    Who are you? Anonymous blogs have little value. Add a page with information about you because I want to know who I am dealing with. Include a photo because it connects on-line to real world (if I see you at a conference for instance) and it builds upon trust (you have nothing to hide).Remember that you write for your future boss (and potentially to your current boss).
    Titles along with the first few lines of your blog appear in search engines and RSS feeds. Write a clear title (people often only look at the first 3 or 4 words of the title when looking down a list). At the top of the blog entry write an abstract that summarises the article.
    Make links understandable. I should understand where the link will take me BEFORE I click on it.
    Write for the public. Insider syndrome (writing things that only people inside your office) will drive people away. Avoid or explain buzzwords.
    Try to publish regularly and try not to water down your blog with poor postings. It is good to hold back a few ideas just in case you you get a dry spell.Keep focused (mixing topics) - The more focused your content, the more focused your readers.
    Never assume someone read your last blog.
    Use tagging wisely.

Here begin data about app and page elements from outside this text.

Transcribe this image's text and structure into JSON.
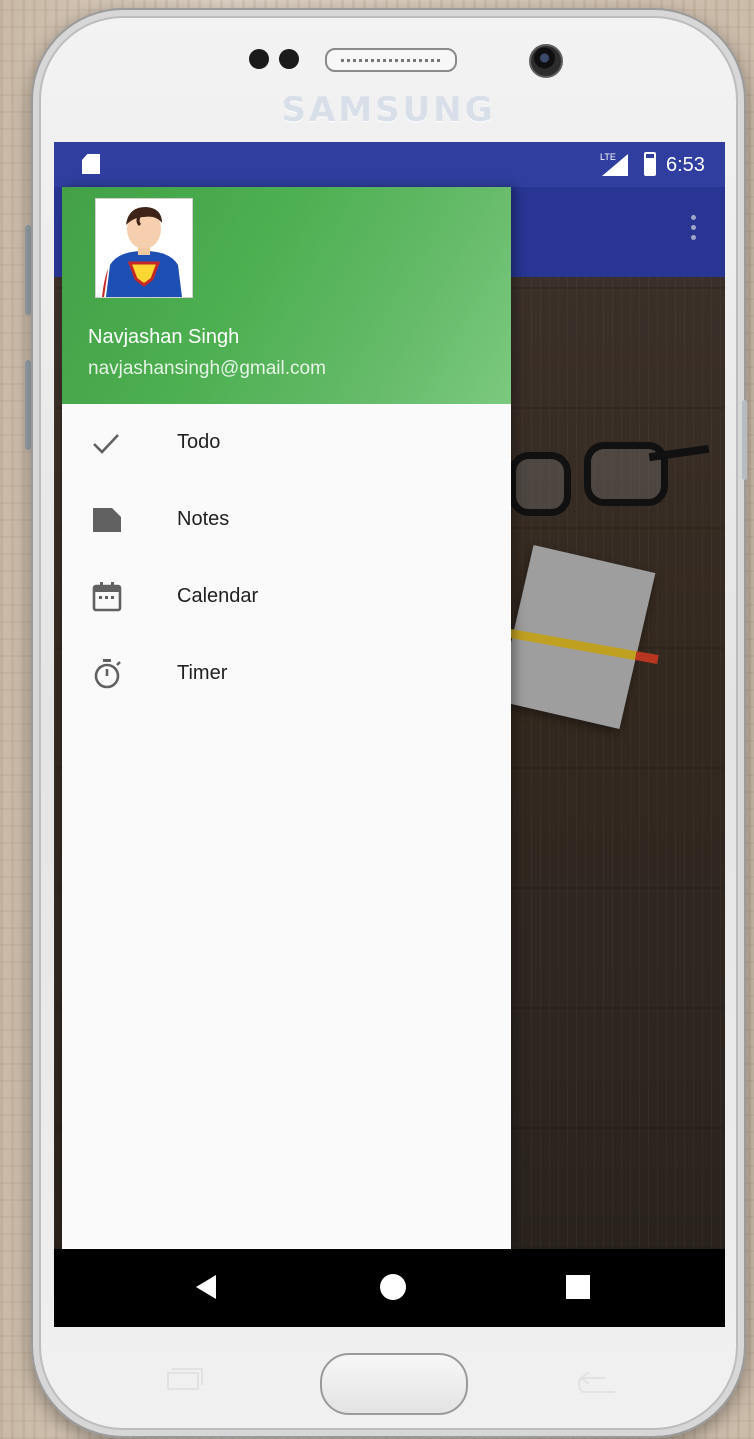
{
  "device": {
    "brand": "SAMSUNG"
  },
  "status_bar": {
    "time": "6:53",
    "network": "LTE"
  },
  "drawer": {
    "user": {
      "name": "Navjashan Singh",
      "email": "navjashansingh@gmail.com"
    },
    "items": [
      {
        "label": "Todo",
        "icon": "checkmark-icon"
      },
      {
        "label": "Notes",
        "icon": "note-icon"
      },
      {
        "label": "Calendar",
        "icon": "calendar-icon"
      },
      {
        "label": "Timer",
        "icon": "timer-icon"
      }
    ]
  },
  "colors": {
    "status_bar": "#303f9f",
    "app_bar": "#283593",
    "drawer_header": "#4caf50"
  }
}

    Blogging is essential for communicating view points and spreading opinionated content. If you are trying to capture and record activity video still has the edge over text especially if you equate in youth and viral spread of video content.

    Vlogging

    With free hosting of video content and affordable video camera "video blogging" or "vlogging" is now a reality for most people. The Sanyo Xacti E1 is ideal for grass roots video work. Currently it is on sale in the US for around 450USD.

    Social Bookmarking

    I mentioned above the importance of tagging your blog entries. By tagging you are using words to describe your work. I can click on one of these words to highlight all the entries you have tagged with the same word.

    Beyond blog tagging sites such as del.icio.us and digg allowed people to share content that they thought was good. The content is voted on and the good stuff rises to the top.

    Make sure everything you do includes option for your content to get rated like this, then hint to your loyal reads that they can spread the word on the quality of your work. Look at any article from BBC news and you'll see the option to share the article through such services.

    Your organisation and campaign (a resource for me)

    I want to do three things, learn, help and take action. But I want to learn from a wider knowledge base than just you. Feature and highlight good blogs (not your own) and lead me to good sources of information. Provide me with information and especially important, provide bloggers with statistical information that they can link to. Spread it into places where people look such as wikipedia. Be supportive of bloggers – they are your front line. Ensure that all your licenses allow them to use your work without having to contact you or ask your permission. Provide material (pictures, videos, reports) that they can use to spread the word. Take me on an educational ride. I never start a game in expert mode!

    Engaging me in action

    Tell me what I can do. Do you want me to Digg your stuff? Do you want me to use your video on my blog? Do you want to know if I do do something? Tell me what your feedback loop is.

    Shortcuts, cheating and penalties

    It may have occurred to you that you can write code to Digg your work 1000 times a day and a robot that can raise your blog to the top of Google. Don't even think about this and never ever let some communications agency tell you to do this. You will get caught and your brand will bleed, besides you will have learnt nothing about Internet campaigning.


    ...The rest is up to you and your creativity. If you would like me to act as a creative or technical resource to help you start the process of Internet campaigning then feel free to contact me. I hope this was helpful.